Driver Require suggested in its report that one helpful move would be “to amend the Working Hours Directive and Tachograph Hours legislation to limit working hours or enforce longer breaks”.
Starmer sides with employers
Keir Starmer, meanwhile, stands four-square with the employers. “It is a complete crisis,” he said on The Andrew Marr Show on BBC on 26 September, parroting the RHA claims of a 100,000 HGV driver shortage and stoking the panic. “Would you as prime minister bring in 100,000 foreign drivers to solve this crisis?” asked Marr. “We’re going to have to do that,” said Starmer.
What’s really panicking employers is that they are having to pay more for drivers. The supermarkets in particular are digging into their pockets, according to a survey by Retail Gazette.
Salaries are up £5,000 at John Lewis. There’s a £2,000 sign-on payment at Marks and Spencer, plus up to £3,000 more in incentives. Poundland will pay the cost of getting an HGV Class 1 licence (for articulated lorries), and is paying £1,000 bonuses at some depots.
Tesco brought in a £1,000 signing-on payment, and raised pay at the Hemel Hempstead, Hertfordshire, depot of its subsidiary Booker Retail Partners by £5 an hour – though that is only a temporary move. Presumably Tesco is hoping that Keir Starmer’s plan will be implemented and it can bring wages back down.

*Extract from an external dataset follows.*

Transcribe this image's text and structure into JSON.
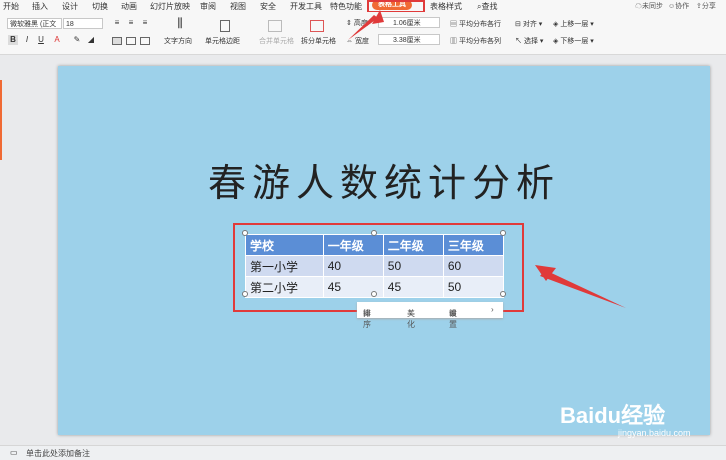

The employers may find that an uphill struggle. When the 40 drivers at the Booker depot in Thamesmead, south-east London, learnt of their Hemel Hempstead colleagues’ success they demanded the same – and when denied it voted unanimously to strike.
The company has rapidly had to make a serious offer to the Thamesmead drivers, who supply 1,500 Londis, Premier, Budgen and Happy Shopper stores across London and the South East.